Of the slasher, anyway. And, yeah, evil kids have been used to death in horror, from, I don’t know, Alice Sweet Alice to Children of the Corn. A great span of eight years there, yeah. Start it with Damien and cap it with Samara, then. You don’t get more evil than those two. But none of those evil Macauly Culkins (The Good Son? Anyone?) apply to The Mooring. No, much as the original Nightmare on Elm Street kind of promised, even if it cast plus-eighteen year olds, it’s actual kids who are being harvested here. No, ‘harvested’ suggests a later use, and that’s not the case here. It’s more just killing for killing’s sake. So, to back up: usually in a slasher, you’re excited when people start trying to catch machetes with their throats, right? They’re old enough they should have known better than to come out here. We even laugh, and cheer for more. Even in that second Jeepers Creepers, don’t we cheer when this phage-monster starts using the busful of kids’ bodies like a scrapyard? It’s because they’re not really kids, the same as they definitely weren’t in Happy Birthday to Me and all the rest. The Mooring, though, this boatload of, I don’t know, fourteen, fifteen year old girls, even if they’re not actually that age in real life (no clue), in the life of this movie, they definitely are—and, importantly, they’re not hyper-sexualized. They’re just kids. Our natural impulse, then, it’s to protect them, to, you know, have them NOT die. But this is the genre it is, of course. You don’t put your characters in a meatgrinder plot to protect them. And—that dynamic I was talking about above, that’s been central to the slasher nearly since it was born? The inciting prank, the act that gets this ball rolling, that kickstarts the cycle of justice. You know, like stranding that dude in bed with a corpse in Terror Train, or slapping that fisherman with a car in I Know What You Did Last Summer. There’s none of that here. Sure, one of these girls did cause a wreck (nothing like in Final Destination 2, alas; that wreck alone probably quadrupled the budget of The Mooring), but that issue’s dealt with nearly immediately. She feels bad, she writes a letter, case closed. Otherwise, they’re pretty much Regan, sleeping in bed, just being good, when BAM, the horror’s there, and it’s there to stay, sorry. Usually I’d consider this a flaw (see my write-up of the Prom Night remake), but, first, I think the slasher’s changing a little bit to better answer this new world it’s playing for, and, second, if there had been a prank, that would rub up against these ‘pranksters’ all being kids, so we’d be torn: do we want them to die and die hard, or do we want them to avoid the violence, effectively forgiving their trespass? Does their victim get justice (dressed as revenge), or not? The Mooring would have lost focus had that been the situation, I think. Instead, it kept it simple, and maintained narrative thrust, straight on till the end, when we finally take a breath, look around the room.

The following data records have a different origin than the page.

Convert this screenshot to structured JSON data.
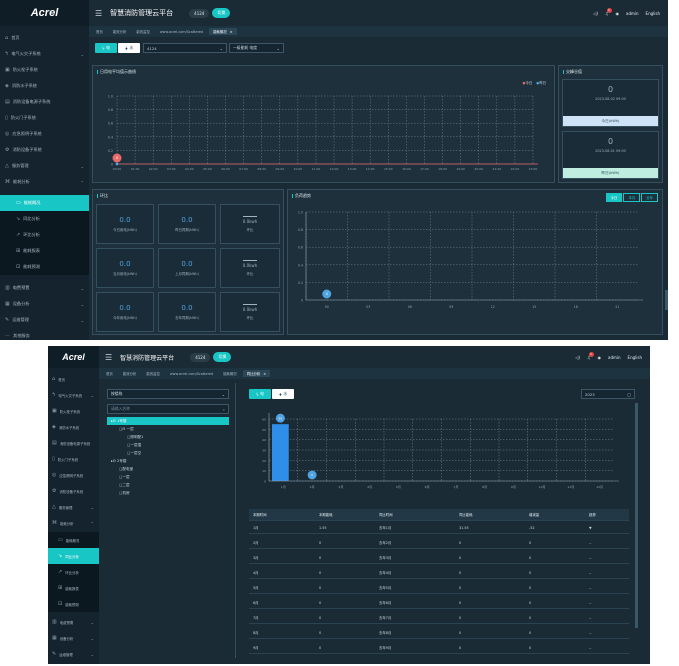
{
  "brand": "Acrel",
  "app_title": "智慧消防管理云平台",
  "station_code": "4124",
  "switch_label": "切换",
  "user": "admin",
  "language": "English",
  "alarm_count": "1",
  "colors": {
    "accent": "#19c6c6",
    "bg": "#1b2b36",
    "sidebar": "#14232d",
    "bar": "#2f8fe8",
    "marker": "#e86a6a"
  },
  "nav": {
    "home": "首页",
    "electric_fire": "电气火灾子系统",
    "fire_hydrant": "防火栓子系统",
    "water": "消防水子系统",
    "power_monitor": "消防设备电源子系统",
    "fire_door": "防火门子系统",
    "emergency_light": "应急照明子系统",
    "fire_equipment": "消防设备子系统",
    "service": "服务管理",
    "energy": "能耗分析",
    "energy_overview": "能耗概况",
    "yoy": "同比分析",
    "mom": "环比分析",
    "report": "能耗报表",
    "forecast": "能耗预测",
    "tariff": "电费预置",
    "device": "设备分析",
    "operation": "运维管理",
    "more": "其他服务"
  },
  "tabs": [
    "首页",
    "能效分析",
    "能效监控",
    "www.acrel.com/Scattered",
    "能耗概况",
    "同比分析"
  ],
  "s1": {
    "electric": "电",
    "water": "水",
    "station_select": "4124",
    "meter_select": "一级能耗 电度",
    "daily_title": "日用电平均值示曲线",
    "legend_today": "今日",
    "legend_yesterday": "昨日",
    "peak_title": "尖峰谷值",
    "peak_value": "0",
    "peak_time_1": "2023-08-02 09:00",
    "peak_label_1": "今日(kWh)",
    "peak_time_2": "2023-08-01 09:00",
    "peak_label_2": "昨日(kWh)",
    "compare_title": "环比",
    "trend_title": "负荷趋势",
    "seg_day": "今日",
    "seg_month": "本月",
    "seg_year": "全年",
    "marker_label": "0",
    "card_zero": "0.0",
    "card_delta": "0.0kwh",
    "card_today": "今日用电(kWh)",
    "card_yesterday_same": "昨日同期(kWh)",
    "card_ratio": "环比",
    "card_month": "当月用电(kWh)",
    "card_lastmonth_same": "上月同期(kWh)",
    "card_year": "今年用电(kWh)",
    "card_lastyear_same": "去年同期(kWh)"
  },
  "s2": {
    "electric": "电",
    "water": "水",
    "tree_select": "按楼栋",
    "search_placeholder": "请输入名称",
    "year_select": "2023",
    "tree": [
      {
        "label": "⊟ 1号楼",
        "level": 0,
        "sel": true
      },
      {
        "label": "⊟ 一层",
        "level": 1
      },
      {
        "label": "照明配1",
        "level": 2
      },
      {
        "label": "一层插",
        "level": 2
      },
      {
        "label": "一层空",
        "level": 2
      },
      {
        "label": "⊟ 2号楼",
        "level": 0
      },
      {
        "label": "配电室",
        "level": 1
      },
      {
        "label": "一层",
        "level": 1
      },
      {
        "label": "二层",
        "level": 1
      },
      {
        "label": "机房",
        "level": 1
      }
    ],
    "table_headers": [
      "本期时间",
      "本期能耗",
      "同比时间",
      "同比能耗",
      "增减量",
      "趋势"
    ],
    "table_rows": [
      [
        "1月",
        "1.55",
        "去年1月",
        "31.55",
        "-52",
        "▼"
      ],
      [
        "2月",
        "0",
        "去年2月",
        "0",
        "0",
        "--"
      ],
      [
        "3月",
        "0",
        "去年3月",
        "0",
        "0",
        "--"
      ],
      [
        "4月",
        "0",
        "去年4月",
        "0",
        "0",
        "--"
      ],
      [
        "5月",
        "0",
        "去年5月",
        "0",
        "0",
        "--"
      ],
      [
        "6月",
        "0",
        "去年6月",
        "0",
        "0",
        "--"
      ],
      [
        "7月",
        "0",
        "去年7月",
        "0",
        "0",
        "--"
      ],
      [
        "8月",
        "0",
        "去年8月",
        "0",
        "0",
        "--"
      ],
      [
        "9月",
        "0",
        "去年9月",
        "0",
        "0",
        "--"
      ]
    ],
    "bar_label": "55",
    "marker_label": "0"
  },
  "chart_data": [
    {
      "type": "line",
      "series": [
        {
          "name": "今日",
          "values": [
            0
          ]
        },
        {
          "name": "昨日",
          "values": [
            0
          ]
        }
      ],
      "x": [
        "00:00",
        "01:00",
        "02:00",
        "03:00",
        "04:00",
        "05:00",
        "06:00",
        "07:00",
        "08:00",
        "09:00",
        "10:00",
        "11:00",
        "12:00",
        "13:00",
        "14:00",
        "15:00",
        "16:00",
        "17:00",
        "18:00",
        "19:00",
        "20:00",
        "21:00",
        "22:00",
        "23:00"
      ],
      "ylim": [
        0,
        1.0
      ],
      "y_ticks": [
        "0",
        "0.2",
        "0.4",
        "0.6",
        "0.8",
        "1.0"
      ],
      "grid": true
    },
    {
      "type": "line",
      "x": [
        "00",
        "03",
        "06",
        "09",
        "12",
        "15",
        "18",
        "21"
      ],
      "series": [
        {
          "values": [
            0
          ]
        }
      ],
      "ylim": [
        0,
        1.0
      ],
      "y_ticks": [
        "0",
        "0.2",
        "0.4",
        "0.6",
        "0.8",
        "1.0"
      ],
      "grid": true
    },
    {
      "type": "bar",
      "categories": [
        "1月",
        "2月",
        "3月",
        "4月",
        "5月",
        "6月",
        "7月",
        "8月",
        "9月",
        "10月",
        "11月",
        "12月"
      ],
      "series": [
        {
          "values": [
            55,
            0,
            0,
            0,
            0,
            0,
            0,
            0,
            0,
            0,
            0,
            0
          ]
        },
        {
          "values": [
            0,
            0,
            0,
            0,
            0,
            0,
            0,
            0,
            0,
            0,
            0,
            0
          ]
        }
      ],
      "ylim": [
        0,
        60
      ],
      "y_ticks": [
        "0",
        "10",
        "20",
        "30",
        "40",
        "50",
        "60"
      ],
      "grid": true
    }
  ]
}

The final test of The Mooring, though, it’s whether it births its horror, Cronenberg style, into your world. And, as you can tell, there’s nothing supernatural here. Meaning The Mooring, it’s not trying to get us reluctant to turn the lights off tonight, or nervous about what world that closet might actually open onto. No, in The Mooring, as in Ketchum’s The Girl Next Door, the evil is people. The evil is us. And it does leave you with that, definitely. You don’t feel complicit after making it through those ninety minutes, but you do come out more wary, I think. About chance encounters. About strangers. About life.
And that’s not bad.